== == A magnitude of different scenarios exist for batting out of order, but I will try to give as simple and general of an answer as I can. I will break this down in to two parts, one for batting out of order and a pitch being thrown to the next batter, and one for no pitch having been thrown yet. If a pitch has been thrown to the player batting after the improper batter, everything stands: hit, walk, out, steal, anything. The only thing that could change is who is batting now. The person who SHOULD be batting now is whoever is listed after the improper batter in the lineup (assuming they have received a pitch).
So if you have batters 1,2,3,4,5, etc. #2 bats when #1 should have. He gets a hit. Batter #1 then comes to bat and takes a strike. Batting out of order is noticed. Batter #3 should be batting now because he is listed after batter #2. Batter #3 would assume whatever the count was that batter #1 had and bat in his place, then 4 then 5 and so on. If a pitch HAS NOT been thrown to the next batter after batting out of order, it gets tricky. Lets again assume batters 1,2,3,4,5, etc. #2 bats when #1 should have, and gets a hit, then batter #3 comes up, but the out of order is noticed before the pitch. Since #2 batted and #1 should have, #1 is called out, the runner is removed from the bases and the next spot in the order comes to bat, in the case, batter #2 will hit again. I would love to give a full breakdown but there are so many different scenarios and quirky tidbits that make this hard to explain, or understand for anybody. Just remember, If a pitch has not been thrown to the next batter, call the improper batter out, take away the plays that resulted from his actions (except for if he gets out, then its just a lineup modification) and get the batter in there who should be batting after the guy who SHOULD have batted in the first place. If a pitch HAS been thrown, just make sure you have the batter in the box who bats after the batter who went out of order.

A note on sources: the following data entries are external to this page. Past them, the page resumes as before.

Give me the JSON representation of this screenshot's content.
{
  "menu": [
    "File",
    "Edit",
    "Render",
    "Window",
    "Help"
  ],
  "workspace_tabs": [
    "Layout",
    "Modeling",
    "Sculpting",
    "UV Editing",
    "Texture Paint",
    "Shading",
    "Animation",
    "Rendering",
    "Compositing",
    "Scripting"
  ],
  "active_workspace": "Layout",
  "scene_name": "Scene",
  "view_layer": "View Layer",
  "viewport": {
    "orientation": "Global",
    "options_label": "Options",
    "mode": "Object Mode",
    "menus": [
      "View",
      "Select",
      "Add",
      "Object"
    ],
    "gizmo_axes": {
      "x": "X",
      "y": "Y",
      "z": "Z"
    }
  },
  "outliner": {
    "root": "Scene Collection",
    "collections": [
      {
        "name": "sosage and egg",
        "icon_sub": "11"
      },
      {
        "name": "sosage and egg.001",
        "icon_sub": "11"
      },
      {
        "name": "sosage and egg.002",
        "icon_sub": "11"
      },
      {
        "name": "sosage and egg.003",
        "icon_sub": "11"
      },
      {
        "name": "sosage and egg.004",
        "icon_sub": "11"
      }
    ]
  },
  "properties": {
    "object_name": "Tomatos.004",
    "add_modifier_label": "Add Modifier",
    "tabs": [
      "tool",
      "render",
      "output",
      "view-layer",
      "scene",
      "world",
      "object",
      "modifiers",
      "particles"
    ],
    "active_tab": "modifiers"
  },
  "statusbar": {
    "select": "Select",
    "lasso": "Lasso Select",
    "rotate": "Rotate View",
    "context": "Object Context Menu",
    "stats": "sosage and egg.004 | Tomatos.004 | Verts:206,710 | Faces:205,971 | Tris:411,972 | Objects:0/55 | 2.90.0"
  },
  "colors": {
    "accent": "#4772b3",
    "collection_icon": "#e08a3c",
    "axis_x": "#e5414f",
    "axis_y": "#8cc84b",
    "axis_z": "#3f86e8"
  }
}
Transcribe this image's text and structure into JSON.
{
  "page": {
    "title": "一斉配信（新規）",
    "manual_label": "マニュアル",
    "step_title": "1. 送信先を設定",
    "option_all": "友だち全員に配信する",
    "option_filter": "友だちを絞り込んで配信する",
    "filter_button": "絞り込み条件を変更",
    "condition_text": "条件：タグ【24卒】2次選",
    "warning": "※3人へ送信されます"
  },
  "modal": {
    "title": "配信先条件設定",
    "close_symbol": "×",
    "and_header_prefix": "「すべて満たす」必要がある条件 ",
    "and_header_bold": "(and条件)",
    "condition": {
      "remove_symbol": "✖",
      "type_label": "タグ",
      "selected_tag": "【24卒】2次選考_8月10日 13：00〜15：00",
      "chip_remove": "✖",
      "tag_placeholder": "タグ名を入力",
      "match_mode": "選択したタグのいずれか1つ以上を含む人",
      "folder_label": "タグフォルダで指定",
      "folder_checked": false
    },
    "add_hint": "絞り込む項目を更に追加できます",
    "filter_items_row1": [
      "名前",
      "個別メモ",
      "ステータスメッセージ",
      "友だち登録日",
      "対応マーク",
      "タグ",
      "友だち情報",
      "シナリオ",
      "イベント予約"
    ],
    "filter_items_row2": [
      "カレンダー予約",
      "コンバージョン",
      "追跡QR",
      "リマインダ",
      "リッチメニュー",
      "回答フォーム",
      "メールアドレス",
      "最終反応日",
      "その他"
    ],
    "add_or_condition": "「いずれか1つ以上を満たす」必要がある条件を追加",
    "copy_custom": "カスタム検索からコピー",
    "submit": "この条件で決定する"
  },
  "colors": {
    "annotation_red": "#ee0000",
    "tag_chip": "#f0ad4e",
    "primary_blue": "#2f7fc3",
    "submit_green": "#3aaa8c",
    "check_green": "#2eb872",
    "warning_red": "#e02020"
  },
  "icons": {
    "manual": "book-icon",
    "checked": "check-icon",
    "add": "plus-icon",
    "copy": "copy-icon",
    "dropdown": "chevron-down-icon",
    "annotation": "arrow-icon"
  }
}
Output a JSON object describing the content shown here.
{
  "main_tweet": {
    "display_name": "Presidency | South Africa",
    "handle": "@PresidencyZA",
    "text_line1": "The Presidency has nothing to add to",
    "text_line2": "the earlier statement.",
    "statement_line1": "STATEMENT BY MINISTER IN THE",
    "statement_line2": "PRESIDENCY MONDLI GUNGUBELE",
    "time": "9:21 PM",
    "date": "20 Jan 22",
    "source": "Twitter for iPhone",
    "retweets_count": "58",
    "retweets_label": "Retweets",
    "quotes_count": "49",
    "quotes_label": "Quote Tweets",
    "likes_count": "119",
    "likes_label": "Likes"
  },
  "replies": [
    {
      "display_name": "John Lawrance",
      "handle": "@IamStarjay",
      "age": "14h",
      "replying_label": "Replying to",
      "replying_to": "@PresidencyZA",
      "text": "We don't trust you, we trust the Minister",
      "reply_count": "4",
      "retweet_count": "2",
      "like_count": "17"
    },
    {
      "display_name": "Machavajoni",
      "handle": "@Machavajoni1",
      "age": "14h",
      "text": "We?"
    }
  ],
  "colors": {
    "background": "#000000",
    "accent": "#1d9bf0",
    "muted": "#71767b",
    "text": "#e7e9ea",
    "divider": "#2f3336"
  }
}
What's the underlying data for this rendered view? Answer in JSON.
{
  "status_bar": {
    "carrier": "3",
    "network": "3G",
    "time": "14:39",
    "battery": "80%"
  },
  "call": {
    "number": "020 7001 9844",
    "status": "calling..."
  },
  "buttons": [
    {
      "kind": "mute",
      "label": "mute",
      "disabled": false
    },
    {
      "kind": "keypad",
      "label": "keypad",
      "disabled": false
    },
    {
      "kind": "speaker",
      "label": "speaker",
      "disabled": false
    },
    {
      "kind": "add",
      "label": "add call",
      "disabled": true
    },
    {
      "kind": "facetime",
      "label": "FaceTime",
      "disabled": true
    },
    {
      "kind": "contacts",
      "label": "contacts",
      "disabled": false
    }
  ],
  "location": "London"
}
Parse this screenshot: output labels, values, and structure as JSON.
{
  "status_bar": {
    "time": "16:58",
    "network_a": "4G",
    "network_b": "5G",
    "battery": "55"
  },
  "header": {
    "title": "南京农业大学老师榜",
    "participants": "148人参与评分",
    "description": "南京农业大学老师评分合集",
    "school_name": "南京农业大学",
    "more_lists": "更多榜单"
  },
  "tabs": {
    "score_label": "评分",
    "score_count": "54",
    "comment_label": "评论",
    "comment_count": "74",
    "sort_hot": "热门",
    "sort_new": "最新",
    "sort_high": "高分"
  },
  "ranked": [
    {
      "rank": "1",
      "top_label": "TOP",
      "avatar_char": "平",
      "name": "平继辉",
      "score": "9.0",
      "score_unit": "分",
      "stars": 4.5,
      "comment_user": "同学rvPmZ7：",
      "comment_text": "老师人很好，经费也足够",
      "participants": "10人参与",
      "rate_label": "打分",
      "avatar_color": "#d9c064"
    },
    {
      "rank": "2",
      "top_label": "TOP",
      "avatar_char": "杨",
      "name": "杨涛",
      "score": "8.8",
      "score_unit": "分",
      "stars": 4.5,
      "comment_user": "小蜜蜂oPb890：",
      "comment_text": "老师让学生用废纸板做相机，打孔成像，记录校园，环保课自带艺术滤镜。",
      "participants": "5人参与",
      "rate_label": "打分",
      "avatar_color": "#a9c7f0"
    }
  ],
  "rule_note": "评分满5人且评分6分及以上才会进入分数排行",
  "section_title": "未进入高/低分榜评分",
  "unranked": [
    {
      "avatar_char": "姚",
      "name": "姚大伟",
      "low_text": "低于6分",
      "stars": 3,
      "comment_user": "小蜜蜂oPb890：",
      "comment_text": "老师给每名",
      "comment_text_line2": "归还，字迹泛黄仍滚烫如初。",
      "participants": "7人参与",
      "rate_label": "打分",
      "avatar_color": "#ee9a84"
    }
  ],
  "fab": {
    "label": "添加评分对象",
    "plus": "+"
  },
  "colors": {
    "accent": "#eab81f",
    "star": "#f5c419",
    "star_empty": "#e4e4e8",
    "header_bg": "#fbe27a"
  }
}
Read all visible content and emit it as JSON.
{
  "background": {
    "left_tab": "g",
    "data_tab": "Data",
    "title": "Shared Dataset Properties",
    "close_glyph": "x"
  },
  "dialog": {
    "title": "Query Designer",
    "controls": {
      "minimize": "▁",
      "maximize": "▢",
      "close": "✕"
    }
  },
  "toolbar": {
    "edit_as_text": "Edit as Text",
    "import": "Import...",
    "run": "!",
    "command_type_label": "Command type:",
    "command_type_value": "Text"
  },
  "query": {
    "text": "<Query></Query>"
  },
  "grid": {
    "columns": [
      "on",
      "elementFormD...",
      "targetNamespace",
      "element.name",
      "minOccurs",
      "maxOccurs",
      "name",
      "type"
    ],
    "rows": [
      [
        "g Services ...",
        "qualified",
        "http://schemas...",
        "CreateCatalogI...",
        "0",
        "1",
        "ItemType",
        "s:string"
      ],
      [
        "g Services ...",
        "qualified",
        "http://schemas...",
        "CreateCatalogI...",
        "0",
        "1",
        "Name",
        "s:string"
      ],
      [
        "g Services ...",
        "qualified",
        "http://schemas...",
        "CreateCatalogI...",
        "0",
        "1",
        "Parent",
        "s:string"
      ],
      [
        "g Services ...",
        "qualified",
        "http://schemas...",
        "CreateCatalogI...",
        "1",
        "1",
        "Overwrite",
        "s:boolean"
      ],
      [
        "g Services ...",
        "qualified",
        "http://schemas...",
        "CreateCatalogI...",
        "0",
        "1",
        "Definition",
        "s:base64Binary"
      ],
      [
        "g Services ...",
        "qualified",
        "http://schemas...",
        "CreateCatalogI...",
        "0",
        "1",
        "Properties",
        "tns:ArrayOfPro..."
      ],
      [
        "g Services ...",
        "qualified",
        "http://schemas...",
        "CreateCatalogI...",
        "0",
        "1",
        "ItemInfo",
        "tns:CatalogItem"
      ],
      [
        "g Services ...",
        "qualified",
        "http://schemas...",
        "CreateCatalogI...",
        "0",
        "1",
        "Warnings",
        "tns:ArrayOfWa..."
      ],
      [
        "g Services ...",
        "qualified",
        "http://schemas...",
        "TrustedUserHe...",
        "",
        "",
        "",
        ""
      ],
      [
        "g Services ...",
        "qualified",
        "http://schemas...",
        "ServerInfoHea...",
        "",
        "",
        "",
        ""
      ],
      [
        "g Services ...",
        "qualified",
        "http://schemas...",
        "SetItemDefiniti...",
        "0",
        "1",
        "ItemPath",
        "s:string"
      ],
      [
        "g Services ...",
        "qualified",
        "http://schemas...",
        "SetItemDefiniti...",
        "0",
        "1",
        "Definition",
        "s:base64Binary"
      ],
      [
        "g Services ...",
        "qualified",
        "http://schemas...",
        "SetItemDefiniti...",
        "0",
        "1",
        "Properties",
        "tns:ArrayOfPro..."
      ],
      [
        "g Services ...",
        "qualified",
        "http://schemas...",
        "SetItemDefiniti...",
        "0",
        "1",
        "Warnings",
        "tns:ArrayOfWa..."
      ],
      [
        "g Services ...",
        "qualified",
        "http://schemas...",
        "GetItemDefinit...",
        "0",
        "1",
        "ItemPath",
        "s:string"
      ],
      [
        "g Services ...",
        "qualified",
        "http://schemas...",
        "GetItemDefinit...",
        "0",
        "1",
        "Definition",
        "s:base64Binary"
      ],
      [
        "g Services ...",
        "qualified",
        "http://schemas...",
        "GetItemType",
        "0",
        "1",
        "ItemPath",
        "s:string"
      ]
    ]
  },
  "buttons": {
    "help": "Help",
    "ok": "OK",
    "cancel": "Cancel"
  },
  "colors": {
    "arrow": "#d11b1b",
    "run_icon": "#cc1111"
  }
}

When the New York Yankees started putting numbers on their uniforms, they used the numbers 1-8 for the players that were starters. The number of the player corresponded to the position in the batting order that the player hit. Lou Gehrig hit fourth in the batting order, so he was given #4. Babe Ruth hit third in the batting order, so he was given #3.
Generally, a double switch is executed when the new pitcher will be batting in the next inning. The manager will switch another player, usually one who batted late in the previous inning, and place the pitcher in the batting order position of the replaced player and the new player in the batting order position of the replaced pitcher. This means the new pitcher will not be scheduled to bat in the next inning unless the team starts a rally and scores some runs. Most often, a double switch is done by the team that is behind in the game. The manager may want to create a favorable batting matchup with the new player against the other team's pitcher in the next inning. If the pitcher is the first batter in the next inning, the manager may put a player in that batting order position that has good speed, is a good bunter, or some other factor in the hopes that the player will be able to get on base and get a rally started. When the double switching team is behind, the new player is almost always put in to increase offensive potential. If the team that double switches is ahead in the game, it is usually done to place a better defensive player in the game.
Through the 2009 season, no.
That player was Don Mattingly of the New York Yankees.
He would be called a player, coach or manager of either the New York Yankees or the New York Mets, if he was on a New York based baseball team.
In the MLB, players get new batting gloves every day. 162 * 2 = 324 Roughly 320 batting gloves because players do not play every game.
Miguel Cabrera The NL batting champ was New York Mets Jose Reyes with .337. The AL batting champ was Detroit Tiger Miguel Cabrera with .344
In 1995, Josias Manzanillo played in 12 games for the New York Mets, batting in all of them. He had 0 at bats. In 1995, Josias Manzanillo played in 11 games for the New York Highlanders, batting in 0 of them. He had at bats.
In 1992, Tim Burke played in 15 games for the New York Mets, batting in all of them. He had 0 at bats. In 1992, Tim Burke played in 23 games for the New York Highlanders, batting in 0 of them. He had at bats.
In 1993, Paul Gibson played in 8 games for the New York Mets, batting in all of them. He had 0 at bats. In 1993, Paul Gibson played in 20 games for the New York Highlanders, batting in 0 of them. He had at bats.
There are different kinds. The most known ones are called the Old Order and the New Order.
new yok order